**Task description**
What lines below include the string "name"? Pick them out and copy them.

Data excerpts:
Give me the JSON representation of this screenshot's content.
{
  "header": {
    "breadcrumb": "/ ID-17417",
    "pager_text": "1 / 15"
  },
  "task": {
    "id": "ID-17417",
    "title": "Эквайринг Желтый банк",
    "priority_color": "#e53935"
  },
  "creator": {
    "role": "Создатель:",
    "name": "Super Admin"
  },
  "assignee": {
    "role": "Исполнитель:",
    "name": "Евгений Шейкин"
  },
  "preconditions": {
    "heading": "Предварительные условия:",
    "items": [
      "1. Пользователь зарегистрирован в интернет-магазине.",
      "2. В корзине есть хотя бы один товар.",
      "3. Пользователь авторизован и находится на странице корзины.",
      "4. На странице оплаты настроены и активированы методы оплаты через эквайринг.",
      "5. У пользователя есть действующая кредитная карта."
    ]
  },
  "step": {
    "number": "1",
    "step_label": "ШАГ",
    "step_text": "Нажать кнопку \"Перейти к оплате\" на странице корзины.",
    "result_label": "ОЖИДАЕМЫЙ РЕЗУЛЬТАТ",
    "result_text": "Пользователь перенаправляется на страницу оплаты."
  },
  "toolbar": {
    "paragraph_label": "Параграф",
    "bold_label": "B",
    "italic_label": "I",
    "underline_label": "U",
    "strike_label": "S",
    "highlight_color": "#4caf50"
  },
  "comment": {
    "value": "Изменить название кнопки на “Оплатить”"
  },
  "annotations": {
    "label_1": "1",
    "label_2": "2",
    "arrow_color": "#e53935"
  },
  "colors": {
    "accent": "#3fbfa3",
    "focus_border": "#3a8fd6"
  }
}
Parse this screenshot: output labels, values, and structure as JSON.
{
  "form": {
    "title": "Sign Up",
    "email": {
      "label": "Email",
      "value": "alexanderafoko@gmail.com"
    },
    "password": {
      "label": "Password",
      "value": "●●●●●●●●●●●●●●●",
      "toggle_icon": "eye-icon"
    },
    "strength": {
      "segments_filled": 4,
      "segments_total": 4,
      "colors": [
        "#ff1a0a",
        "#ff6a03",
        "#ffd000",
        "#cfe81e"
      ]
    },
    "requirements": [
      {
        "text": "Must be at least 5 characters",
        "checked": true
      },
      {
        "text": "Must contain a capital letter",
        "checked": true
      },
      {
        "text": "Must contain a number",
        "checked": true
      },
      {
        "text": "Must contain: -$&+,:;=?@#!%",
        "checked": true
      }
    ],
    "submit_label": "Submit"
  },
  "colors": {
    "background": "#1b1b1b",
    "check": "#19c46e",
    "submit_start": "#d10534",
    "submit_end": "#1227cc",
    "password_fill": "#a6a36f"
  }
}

**Written solution**
    "name": "Super Admin"
    "name": "Евгений Шейкин"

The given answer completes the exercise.